▶ **TASK TO COMPLETE**: Look through the lines below and extract any with the word "number".

Interface dataset entries
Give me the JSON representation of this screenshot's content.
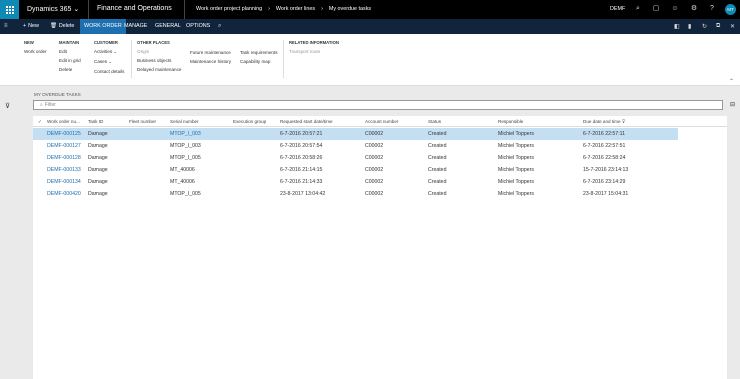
{
  "topbar": {
    "app_name": "Dynamics 365",
    "app_chevron": "⌄",
    "module": "Finance and Operations",
    "breadcrumb": [
      "Work order project planning",
      "Work order lines",
      "My overdue tasks"
    ],
    "crumb_sep": "›",
    "company": "DEMF",
    "user_initials": "MT",
    "icons": [
      "search-icon",
      "chat-icon",
      "smiley-icon",
      "gear-icon",
      "help-icon"
    ]
  },
  "actionbar": {
    "new_label": "New",
    "new_icon": "+",
    "delete_label": "Delete",
    "delete_icon": "🗑",
    "tabs": [
      "WORK ORDER",
      "MANAGE",
      "GENERAL",
      "OPTIONS"
    ],
    "active_tab": "WORK ORDER",
    "accent": "#1d6fb0"
  },
  "ribbon": {
    "new": {
      "header": "NEW",
      "items": [
        "Work order"
      ]
    },
    "maintain": {
      "header": "MAINTAIN",
      "items": [
        "Edit",
        "Edit in grid",
        "Delete"
      ]
    },
    "customer": {
      "header": "CUSTOMER",
      "items": [
        "Activities",
        "Cases",
        "Contact details"
      ]
    },
    "other_places": {
      "header": "OTHER PLACES",
      "col1": [
        "Origin",
        "Business objects",
        "Delayed maintenance"
      ],
      "col2": [
        "Future maintenance",
        "Maintenance history"
      ],
      "col3": [
        "Task requirements",
        "Capability map"
      ]
    },
    "related": {
      "header": "RELATED INFORMATION",
      "items": [
        "Transport route"
      ]
    }
  },
  "panel": {
    "title": "MY OVERDUE TASKS",
    "filter_placeholder": "Filter"
  },
  "grid": {
    "columns": [
      "Work order nu...",
      "Task ID",
      "Fleet number",
      "Serial number",
      "Execution group",
      "Requested start date/time",
      "Account number",
      "Status",
      "Responsible",
      "Due date and time"
    ],
    "rows": [
      {
        "wo": "DEMF-000125",
        "task": "Damage",
        "fleet": "",
        "serial": "MTOP_I_003",
        "exec": "",
        "start": "6-7-2016 20:57:21",
        "account": "C00002",
        "status": "Created",
        "resp": "Michiel Toppers",
        "due": "6-7-2016 22:57:11",
        "selected": true
      },
      {
        "wo": "DEMF-000127",
        "task": "Damage",
        "fleet": "",
        "serial": "MTOP_I_003",
        "exec": "",
        "start": "6-7-2016 20:57:54",
        "account": "C00002",
        "status": "Created",
        "resp": "Michiel Toppers",
        "due": "6-7-2016 22:57:51",
        "selected": false
      },
      {
        "wo": "DEMF-000128",
        "task": "Damage",
        "fleet": "",
        "serial": "MTOP_I_005",
        "exec": "",
        "start": "6-7-2016 20:58:26",
        "account": "C00002",
        "status": "Created",
        "resp": "Michiel Toppers",
        "due": "6-7-2016 22:58:24",
        "selected": false
      },
      {
        "wo": "DEMF-000133",
        "task": "Damage",
        "fleet": "",
        "serial": "MT_40006",
        "exec": "",
        "start": "6-7-2016 21:14:15",
        "account": "C00002",
        "status": "Created",
        "resp": "Michiel Toppers",
        "due": "15-7-2016 23:14:13",
        "selected": false
      },
      {
        "wo": "DEMF-000134",
        "task": "Damage",
        "fleet": "",
        "serial": "MT_40006",
        "exec": "",
        "start": "6-7-2016 21:14:33",
        "account": "C00002",
        "status": "Created",
        "resp": "Michiel Toppers",
        "due": "6-7-2016 23:14:29",
        "selected": false
      },
      {
        "wo": "DEMF-000420",
        "task": "Damage",
        "fleet": "",
        "serial": "MTOP_I_005",
        "exec": "",
        "start": "23-8-2017 13:04:42",
        "account": "C00002",
        "status": "Created",
        "resp": "Michiel Toppers",
        "due": "23-8-2017 15:04:31",
        "selected": false
      }
    ],
    "selected_color": "#c5dff2"
  }
}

▶ **RESPONSE FOR THIS EXERCISE**:
      "Fleet number",
      "Serial number",
      "Account number",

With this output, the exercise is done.